Get to know Vanguard's share classes
Understand the similarities and differences among our 4 share classes—and how each helps you keep your costs under control.
What are share classes?
How does it work?
Accounts with higher balances are less expensive to maintain, so people who invest more money will directly benefit from the savings.
What about the underlying investments?
The investment objective and strategy, portfolio manager, and underlying investments are identical across share classes.
That means you get the same high quality regardless of which share class you choose.
What share classes does Vanguard offer?
Choose from 4 share classes—and buy and sell them all commission-free* when you trade through a Vanguard account.
$1,000 for Vanguard Target Retirement Funds and Vanguard STAR® Fund.
$3,000 for most other funds.***
Range: 0.09% to 0.96%†
$10,000 for most index and tax-managed funds.
$50,000 for most actively managed funds.
$100,000 for certain sector-specific index funds.
Range: 0.05% to 0.38%
The price of 1 share.
(Price varies throughout the day and is different for each exchange-traded fund (ETF).)
Range: 0.05% to 0.34%
$5 million for all funds.††
Range: 0.04% to 0.30%†
Find out which funds are available in each share class
Browse these lists of:
ETFs … as a share class?
Generally, ETFs combine the intraday trading flexibility of individual stocks and bonds with the diversification and low cost of a mutual fund.
But we bring it up a notch. Because Vanguard ETFs are a share class of our index funds, you also get access to the experience and expertise you'd expect from the company that launched the first index fund for individual investors nearly 40 years ago.

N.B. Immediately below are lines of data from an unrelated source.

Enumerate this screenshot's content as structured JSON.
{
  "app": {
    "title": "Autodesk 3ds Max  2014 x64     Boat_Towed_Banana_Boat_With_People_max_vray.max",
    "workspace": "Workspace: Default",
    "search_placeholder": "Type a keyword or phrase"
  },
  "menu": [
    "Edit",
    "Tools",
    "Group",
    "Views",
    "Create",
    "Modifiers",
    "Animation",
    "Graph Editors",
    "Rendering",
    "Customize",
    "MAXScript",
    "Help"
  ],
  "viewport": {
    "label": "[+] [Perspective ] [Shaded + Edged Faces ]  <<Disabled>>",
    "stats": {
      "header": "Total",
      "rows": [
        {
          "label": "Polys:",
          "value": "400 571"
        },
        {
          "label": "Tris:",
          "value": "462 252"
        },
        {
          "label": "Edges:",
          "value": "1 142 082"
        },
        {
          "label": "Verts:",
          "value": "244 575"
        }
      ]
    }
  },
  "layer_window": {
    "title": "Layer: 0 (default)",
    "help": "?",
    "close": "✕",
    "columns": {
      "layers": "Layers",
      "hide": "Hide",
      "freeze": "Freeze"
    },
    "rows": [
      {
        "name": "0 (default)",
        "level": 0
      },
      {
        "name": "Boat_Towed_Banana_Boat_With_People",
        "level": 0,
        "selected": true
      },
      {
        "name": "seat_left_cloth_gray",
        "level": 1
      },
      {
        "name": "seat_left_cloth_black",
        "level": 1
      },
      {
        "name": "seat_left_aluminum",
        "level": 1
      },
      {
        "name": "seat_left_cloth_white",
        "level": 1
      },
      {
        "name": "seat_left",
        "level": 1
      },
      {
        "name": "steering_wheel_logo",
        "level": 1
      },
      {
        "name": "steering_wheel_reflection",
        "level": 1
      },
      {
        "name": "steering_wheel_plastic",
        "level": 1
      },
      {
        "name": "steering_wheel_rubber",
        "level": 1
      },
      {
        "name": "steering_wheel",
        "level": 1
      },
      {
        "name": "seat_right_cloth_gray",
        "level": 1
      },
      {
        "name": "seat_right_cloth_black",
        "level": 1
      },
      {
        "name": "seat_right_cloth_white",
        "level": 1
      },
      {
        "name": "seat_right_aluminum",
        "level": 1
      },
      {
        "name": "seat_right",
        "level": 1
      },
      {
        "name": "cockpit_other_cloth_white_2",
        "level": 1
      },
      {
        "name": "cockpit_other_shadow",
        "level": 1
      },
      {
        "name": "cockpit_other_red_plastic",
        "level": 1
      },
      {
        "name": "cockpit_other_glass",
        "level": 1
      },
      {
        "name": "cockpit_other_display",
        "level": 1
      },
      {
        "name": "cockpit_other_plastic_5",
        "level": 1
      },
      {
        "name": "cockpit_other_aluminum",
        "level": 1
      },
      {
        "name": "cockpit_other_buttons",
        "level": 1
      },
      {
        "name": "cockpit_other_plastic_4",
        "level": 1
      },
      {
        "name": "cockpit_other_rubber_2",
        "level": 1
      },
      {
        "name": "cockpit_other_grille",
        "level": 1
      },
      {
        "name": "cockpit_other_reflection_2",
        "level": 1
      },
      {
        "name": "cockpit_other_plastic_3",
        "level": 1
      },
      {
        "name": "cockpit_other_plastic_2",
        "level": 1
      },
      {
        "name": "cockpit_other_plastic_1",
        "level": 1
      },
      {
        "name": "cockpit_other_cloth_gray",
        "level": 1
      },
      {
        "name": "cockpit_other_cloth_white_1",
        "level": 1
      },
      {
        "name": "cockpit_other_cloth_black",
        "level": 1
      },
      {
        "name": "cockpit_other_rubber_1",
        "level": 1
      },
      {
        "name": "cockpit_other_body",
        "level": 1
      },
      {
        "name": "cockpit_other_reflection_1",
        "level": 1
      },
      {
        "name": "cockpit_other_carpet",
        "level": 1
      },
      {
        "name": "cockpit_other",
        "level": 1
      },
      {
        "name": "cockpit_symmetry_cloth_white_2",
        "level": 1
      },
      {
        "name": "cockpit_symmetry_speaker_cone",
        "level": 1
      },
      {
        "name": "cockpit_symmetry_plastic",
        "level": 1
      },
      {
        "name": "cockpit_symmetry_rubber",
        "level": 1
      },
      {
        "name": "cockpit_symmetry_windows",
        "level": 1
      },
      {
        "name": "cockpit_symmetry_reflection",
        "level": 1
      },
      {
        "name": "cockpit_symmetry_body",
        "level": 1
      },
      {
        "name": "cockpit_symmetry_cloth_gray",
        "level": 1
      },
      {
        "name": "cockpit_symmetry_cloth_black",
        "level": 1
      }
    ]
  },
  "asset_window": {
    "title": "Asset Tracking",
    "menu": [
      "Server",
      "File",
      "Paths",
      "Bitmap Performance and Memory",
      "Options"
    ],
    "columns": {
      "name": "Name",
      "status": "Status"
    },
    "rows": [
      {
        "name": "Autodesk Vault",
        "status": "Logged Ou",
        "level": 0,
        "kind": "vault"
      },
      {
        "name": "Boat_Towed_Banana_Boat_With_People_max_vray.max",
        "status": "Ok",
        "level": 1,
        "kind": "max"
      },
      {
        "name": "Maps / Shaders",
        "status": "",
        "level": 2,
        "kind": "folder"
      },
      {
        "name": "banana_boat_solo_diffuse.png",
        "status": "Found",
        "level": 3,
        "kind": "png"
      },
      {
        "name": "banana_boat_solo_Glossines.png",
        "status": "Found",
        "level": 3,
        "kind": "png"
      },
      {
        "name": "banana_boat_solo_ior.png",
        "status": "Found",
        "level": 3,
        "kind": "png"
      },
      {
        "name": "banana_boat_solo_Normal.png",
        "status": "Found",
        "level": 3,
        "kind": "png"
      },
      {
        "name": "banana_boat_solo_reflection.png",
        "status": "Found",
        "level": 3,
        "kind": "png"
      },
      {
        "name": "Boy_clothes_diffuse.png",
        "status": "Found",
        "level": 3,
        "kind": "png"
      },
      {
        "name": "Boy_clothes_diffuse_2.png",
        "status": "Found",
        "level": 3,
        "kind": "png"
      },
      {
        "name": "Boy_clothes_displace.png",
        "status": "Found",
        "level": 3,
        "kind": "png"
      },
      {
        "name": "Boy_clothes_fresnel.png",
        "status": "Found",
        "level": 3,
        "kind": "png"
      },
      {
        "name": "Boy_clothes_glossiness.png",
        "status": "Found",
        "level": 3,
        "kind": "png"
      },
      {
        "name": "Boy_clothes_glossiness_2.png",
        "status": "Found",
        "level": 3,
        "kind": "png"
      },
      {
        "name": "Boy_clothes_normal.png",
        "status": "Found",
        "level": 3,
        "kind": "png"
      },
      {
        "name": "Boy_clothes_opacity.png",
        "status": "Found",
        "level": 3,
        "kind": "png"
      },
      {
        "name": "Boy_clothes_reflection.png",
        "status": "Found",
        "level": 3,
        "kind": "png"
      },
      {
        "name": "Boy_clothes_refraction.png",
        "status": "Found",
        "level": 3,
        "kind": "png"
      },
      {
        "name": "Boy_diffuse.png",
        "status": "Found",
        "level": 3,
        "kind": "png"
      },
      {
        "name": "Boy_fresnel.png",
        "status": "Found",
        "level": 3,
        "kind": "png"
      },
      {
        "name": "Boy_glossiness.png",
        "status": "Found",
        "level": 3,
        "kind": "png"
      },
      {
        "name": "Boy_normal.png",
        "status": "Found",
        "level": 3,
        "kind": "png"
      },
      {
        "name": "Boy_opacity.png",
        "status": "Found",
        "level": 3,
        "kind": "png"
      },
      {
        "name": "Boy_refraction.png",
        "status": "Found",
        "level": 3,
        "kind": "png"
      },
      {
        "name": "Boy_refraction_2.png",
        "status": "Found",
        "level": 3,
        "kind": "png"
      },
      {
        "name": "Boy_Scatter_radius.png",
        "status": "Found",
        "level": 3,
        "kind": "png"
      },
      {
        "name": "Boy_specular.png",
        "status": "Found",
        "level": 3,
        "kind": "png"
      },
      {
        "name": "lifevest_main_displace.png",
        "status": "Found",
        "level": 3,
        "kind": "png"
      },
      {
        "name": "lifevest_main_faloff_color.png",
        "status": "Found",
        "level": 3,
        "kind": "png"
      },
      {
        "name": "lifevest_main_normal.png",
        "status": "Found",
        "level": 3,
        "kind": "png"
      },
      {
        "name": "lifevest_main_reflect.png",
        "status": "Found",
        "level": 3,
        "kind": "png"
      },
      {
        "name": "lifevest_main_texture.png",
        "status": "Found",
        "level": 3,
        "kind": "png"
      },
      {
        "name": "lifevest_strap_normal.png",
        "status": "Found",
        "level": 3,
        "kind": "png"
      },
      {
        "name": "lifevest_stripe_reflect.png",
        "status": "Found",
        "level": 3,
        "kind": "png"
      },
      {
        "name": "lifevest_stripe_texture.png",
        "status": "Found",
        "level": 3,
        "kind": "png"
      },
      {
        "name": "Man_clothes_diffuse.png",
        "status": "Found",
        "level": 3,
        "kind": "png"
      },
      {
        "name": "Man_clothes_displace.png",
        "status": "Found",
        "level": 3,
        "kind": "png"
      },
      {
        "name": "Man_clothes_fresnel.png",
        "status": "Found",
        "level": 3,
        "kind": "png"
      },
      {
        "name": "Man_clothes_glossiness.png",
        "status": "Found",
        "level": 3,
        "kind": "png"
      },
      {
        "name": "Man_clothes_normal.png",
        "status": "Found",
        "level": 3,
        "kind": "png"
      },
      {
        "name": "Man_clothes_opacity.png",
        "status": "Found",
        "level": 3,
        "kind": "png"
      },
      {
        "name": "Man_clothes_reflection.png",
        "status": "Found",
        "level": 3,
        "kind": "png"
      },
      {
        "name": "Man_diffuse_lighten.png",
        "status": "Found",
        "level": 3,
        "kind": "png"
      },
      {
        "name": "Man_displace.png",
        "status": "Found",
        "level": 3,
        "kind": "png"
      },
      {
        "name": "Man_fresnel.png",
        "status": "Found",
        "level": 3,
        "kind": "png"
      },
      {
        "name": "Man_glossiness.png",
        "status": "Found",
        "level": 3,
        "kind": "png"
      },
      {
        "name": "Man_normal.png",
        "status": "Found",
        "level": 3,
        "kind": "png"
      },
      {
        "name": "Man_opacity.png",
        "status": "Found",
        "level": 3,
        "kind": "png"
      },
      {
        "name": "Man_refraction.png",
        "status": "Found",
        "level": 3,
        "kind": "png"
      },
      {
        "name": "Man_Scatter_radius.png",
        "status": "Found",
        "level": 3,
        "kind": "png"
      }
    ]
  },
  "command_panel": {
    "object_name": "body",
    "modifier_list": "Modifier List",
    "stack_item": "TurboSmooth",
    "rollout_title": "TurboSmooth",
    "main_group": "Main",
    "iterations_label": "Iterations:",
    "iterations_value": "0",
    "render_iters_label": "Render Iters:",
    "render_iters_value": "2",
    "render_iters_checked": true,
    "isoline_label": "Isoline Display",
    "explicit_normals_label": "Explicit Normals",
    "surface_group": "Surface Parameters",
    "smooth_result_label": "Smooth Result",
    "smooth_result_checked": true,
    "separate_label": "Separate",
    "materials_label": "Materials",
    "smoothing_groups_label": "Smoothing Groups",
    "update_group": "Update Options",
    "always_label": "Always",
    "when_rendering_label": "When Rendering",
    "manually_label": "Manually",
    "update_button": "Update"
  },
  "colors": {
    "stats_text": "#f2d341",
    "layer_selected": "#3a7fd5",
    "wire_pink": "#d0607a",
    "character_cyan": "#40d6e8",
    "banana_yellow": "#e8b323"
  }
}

Which share class should I choose?
When making investment decisions, share classes don't come first.
Instead, start with your asset allocation—that is, the combination of U.S. and international stock and bond investments that's right for you. Your mix should be based on how much time you have before you need the money and how much risk you're comfortable taking with your savings.
Then choose your share class, starting with the answer to this question:
Do you prefer mutual funds or ETFs?
With a mutual fund, your decision will be based largely on how much you're investing. The more you intend to put into any 1 fund, the lower costs you'll enjoy.
With an ETF—which can be bought for the price of 1 share—the decision is entirely up to you.
We're here to help
If you're new to Vanguard:
Monday through Friday
8 a.m. to 8 p.m., Eastern time
If you're already a Vanguard client:
Monday through Friday
8 a.m. to 10 p.m., Eastern time
DO YOU QUALIFY FOR A LOWER-COST SHARE CLASS?
If you already own Investor Shares and think you qualify for our lower-cost Admiral Shares, you can request a conversion online.
UNDERSTAND THE IMPORTANCE OF COSTS
The minimum amount of money you need to begin investing in a specific mutual fund.
Exchange-traded funds (ETFs) have no minimum initial investment requirement beyond the price of 1 share.
A mutual fund's or exchange-traded fund's (ETF's) annual operating expenses, expressed as a percentage of the fund's average net assets. It's calculated annually and removed from the fund's earnings before they're distributed to investors, directly reducing investors' returns.
An expense ratio includes management, administrative, marketing, and distribution fees. It doesn't include loads or purchase or redemption fees.